Records for the exercise:
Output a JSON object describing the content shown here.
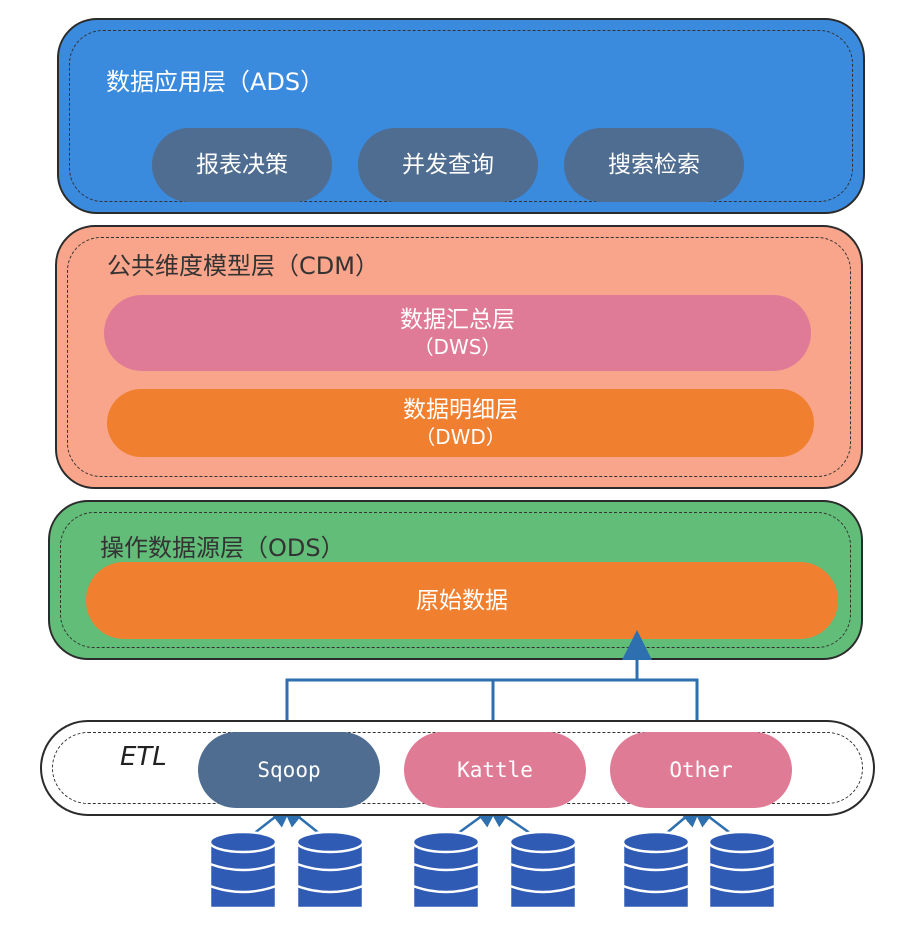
{
  "ads": {
    "title": "数据应用层（ADS）",
    "items": [
      "报表决策",
      "并发查询",
      "搜索检索"
    ]
  },
  "cdm": {
    "title": "公共维度模型层（CDM）",
    "dws": {
      "label": "数据汇总层",
      "sub": "（DWS）"
    },
    "dwd": {
      "label": "数据明细层",
      "sub": "（DWD）"
    }
  },
  "ods": {
    "title": "操作数据源层（ODS）",
    "raw": "原始数据"
  },
  "etl": {
    "label": "ETL",
    "tools": [
      "Sqoop",
      "Kattle",
      "Other"
    ]
  },
  "colors": {
    "ads_bg": "#3a8ade",
    "cdm_bg": "#f9a58b",
    "ods_bg": "#62bd78",
    "dws": "#df7b97",
    "dwd_raw": "#f08030",
    "sqoop": "#4f6d90",
    "kattle_other": "#e07b96",
    "database": "#2f5bb5",
    "arrow": "#2e6fb0"
  }
}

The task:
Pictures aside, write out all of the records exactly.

Your solution:
Output a JSON object describing the content shown here.
{
  "ads": {
    "title": "数据应用层（ADS）",
    "items": [
      "报表决策",
      "并发查询",
      "搜索检索"
    ]
  },
  "cdm": {
    "title": "公共维度模型层（CDM）",
    "dws": {
      "label": "数据汇总层",
      "sub": "（DWS）"
    },
    "dwd": {
      "label": "数据明细层",
      "sub": "（DWD）"
    }
  },
  "ods": {
    "title": "操作数据源层（ODS）",
    "raw": "原始数据"
  },
  "etl": {
    "label": "ETL",
    "tools": [
      "Sqoop",
      "Kattle",
      "Other"
    ]
  },
  "colors": {
    "ads_bg": "#3a8ade",
    "cdm_bg": "#f9a58b",
    "ods_bg": "#62bd78",
    "dws": "#df7b97",
    "dwd_raw": "#f08030",
    "sqoop": "#4f6d90",
    "kattle_other": "#e07b96",
    "database": "#2f5bb5",
    "arrow": "#2e6fb0"
  }
}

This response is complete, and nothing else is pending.